(MATERIAL FOR THIS EXERCISE)

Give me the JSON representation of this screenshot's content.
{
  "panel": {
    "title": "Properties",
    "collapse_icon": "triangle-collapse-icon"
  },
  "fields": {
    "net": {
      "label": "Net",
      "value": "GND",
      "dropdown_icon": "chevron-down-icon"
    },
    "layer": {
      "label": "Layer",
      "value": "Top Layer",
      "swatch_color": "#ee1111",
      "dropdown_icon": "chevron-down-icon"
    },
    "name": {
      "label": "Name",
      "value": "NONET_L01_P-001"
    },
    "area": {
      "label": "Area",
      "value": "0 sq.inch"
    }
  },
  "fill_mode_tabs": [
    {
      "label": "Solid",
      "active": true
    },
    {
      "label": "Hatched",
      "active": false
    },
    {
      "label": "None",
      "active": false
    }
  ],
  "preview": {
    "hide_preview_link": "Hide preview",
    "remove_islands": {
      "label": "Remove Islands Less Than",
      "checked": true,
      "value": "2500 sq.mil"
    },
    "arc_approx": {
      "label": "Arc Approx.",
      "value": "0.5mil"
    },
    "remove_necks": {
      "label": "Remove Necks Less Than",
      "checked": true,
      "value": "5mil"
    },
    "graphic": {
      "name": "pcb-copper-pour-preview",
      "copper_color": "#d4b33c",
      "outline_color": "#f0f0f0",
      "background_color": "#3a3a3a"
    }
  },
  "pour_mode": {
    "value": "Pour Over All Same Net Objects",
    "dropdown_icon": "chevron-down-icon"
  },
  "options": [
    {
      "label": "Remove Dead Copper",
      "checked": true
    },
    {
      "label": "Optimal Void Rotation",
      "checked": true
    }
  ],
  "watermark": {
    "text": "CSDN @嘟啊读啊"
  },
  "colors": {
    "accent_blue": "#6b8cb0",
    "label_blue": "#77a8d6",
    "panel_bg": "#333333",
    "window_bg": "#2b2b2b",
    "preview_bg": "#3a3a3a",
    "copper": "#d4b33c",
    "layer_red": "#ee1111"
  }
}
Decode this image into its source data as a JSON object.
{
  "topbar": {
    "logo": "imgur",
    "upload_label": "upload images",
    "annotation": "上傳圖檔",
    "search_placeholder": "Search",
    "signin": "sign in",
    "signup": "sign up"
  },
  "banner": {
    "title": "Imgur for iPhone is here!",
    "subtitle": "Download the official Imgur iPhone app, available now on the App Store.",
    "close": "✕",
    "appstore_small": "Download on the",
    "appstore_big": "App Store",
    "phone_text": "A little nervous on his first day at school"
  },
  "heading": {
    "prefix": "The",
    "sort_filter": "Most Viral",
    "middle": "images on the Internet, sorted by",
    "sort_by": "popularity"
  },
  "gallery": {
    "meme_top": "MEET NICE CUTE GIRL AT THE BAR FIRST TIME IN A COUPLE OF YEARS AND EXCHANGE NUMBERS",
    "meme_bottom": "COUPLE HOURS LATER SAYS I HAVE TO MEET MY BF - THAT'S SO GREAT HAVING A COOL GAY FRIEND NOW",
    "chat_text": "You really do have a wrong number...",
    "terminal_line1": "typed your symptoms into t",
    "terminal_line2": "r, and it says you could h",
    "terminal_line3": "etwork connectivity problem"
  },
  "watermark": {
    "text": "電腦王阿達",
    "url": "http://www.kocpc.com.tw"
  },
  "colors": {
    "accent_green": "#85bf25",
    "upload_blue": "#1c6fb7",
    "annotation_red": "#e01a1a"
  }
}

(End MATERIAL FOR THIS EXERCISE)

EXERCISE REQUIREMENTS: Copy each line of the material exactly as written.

EXERCISE OUTPUT:
Give me the JSON representation of this screenshot's content.
{
  "panel": {
    "title": "Properties",
    "collapse_icon": "triangle-collapse-icon"
  },
  "fields": {
    "net": {
      "label": "Net",
      "value": "GND",
      "dropdown_icon": "chevron-down-icon"
    },
    "layer": {
      "label": "Layer",
      "value": "Top Layer",
      "swatch_color": "#ee1111",
      "dropdown_icon": "chevron-down-icon"
    },
    "name": {
      "label": "Name",
      "value": "NONET_L01_P-001"
    },
    "area": {
      "label": "Area",
      "value": "0 sq.inch"
    }
  },
  "fill_mode_tabs": [
    {
      "label": "Solid",
      "active": true
    },
    {
      "label": "Hatched",
      "active": false
    },
    {
      "label": "None",
      "active": false
    }
  ],
  "preview": {
    "hide_preview_link": "Hide preview",
    "remove_islands": {
      "label": "Remove Islands Less Than",
      "checked": true,
      "value": "2500 sq.mil"
    },
    "arc_approx": {
      "label": "Arc Approx.",
      "value": "0.5mil"
    },
    "remove_necks": {
      "label": "Remove Necks Less Than",
      "checked": true,
      "value": "5mil"
    },
    "graphic": {
      "name": "pcb-copper-pour-preview",
      "copper_color": "#d4b33c",
      "outline_color": "#f0f0f0",
      "background_color": "#3a3a3a"
    }
  },
  "pour_mode": {
    "value": "Pour Over All Same Net Objects",
    "dropdown_icon": "chevron-down-icon"
  },
  "options": [
    {
      "label": "Remove Dead Copper",
      "checked": true
    },
    {
      "label": "Optimal Void Rotation",
      "checked": true
    }
  ],
  "watermark": {
    "text": "CSDN @嘟啊读啊"
  },
  "colors": {
    "accent_blue": "#6b8cb0",
    "label_blue": "#77a8d6",
    "panel_bg": "#333333",
    "window_bg": "#2b2b2b",
    "preview_bg": "#3a3a3a",
    "copper": "#d4b33c",
    "layer_red": "#ee1111"
  }
}
Decode this image into its source data as a JSON object.
{
  "topbar": {
    "logo": "imgur",
    "upload_label": "upload images",
    "annotation": "上傳圖檔",
    "search_placeholder": "Search",
    "signin": "sign in",
    "signup": "sign up"
  },
  "banner": {
    "title": "Imgur for iPhone is here!",
    "subtitle": "Download the official Imgur iPhone app, available now on the App Store.",
    "close": "✕",
    "appstore_small": "Download on the",
    "appstore_big": "App Store",
    "phone_text": "A little nervous on his first day at school"
  },
  "heading": {
    "prefix": "The",
    "sort_filter": "Most Viral",
    "middle": "images on the Internet, sorted by",
    "sort_by": "popularity"
  },
  "gallery": {
    "meme_top": "MEET NICE CUTE GIRL AT THE BAR FIRST TIME IN A COUPLE OF YEARS AND EXCHANGE NUMBERS",
    "meme_bottom": "COUPLE HOURS LATER SAYS I HAVE TO MEET MY BF - THAT'S SO GREAT HAVING A COOL GAY FRIEND NOW",
    "chat_text": "You really do have a wrong number...",
    "terminal_line1": "typed your symptoms into t",
    "terminal_line2": "r, and it says you could h",
    "terminal_line3": "etwork connectivity problem"
  },
  "watermark": {
    "text": "電腦王阿達",
    "url": "http://www.kocpc.com.tw"
  },
  "colors": {
    "accent_green": "#85bf25",
    "upload_blue": "#1c6fb7",
    "annotation_red": "#e01a1a"
  }
}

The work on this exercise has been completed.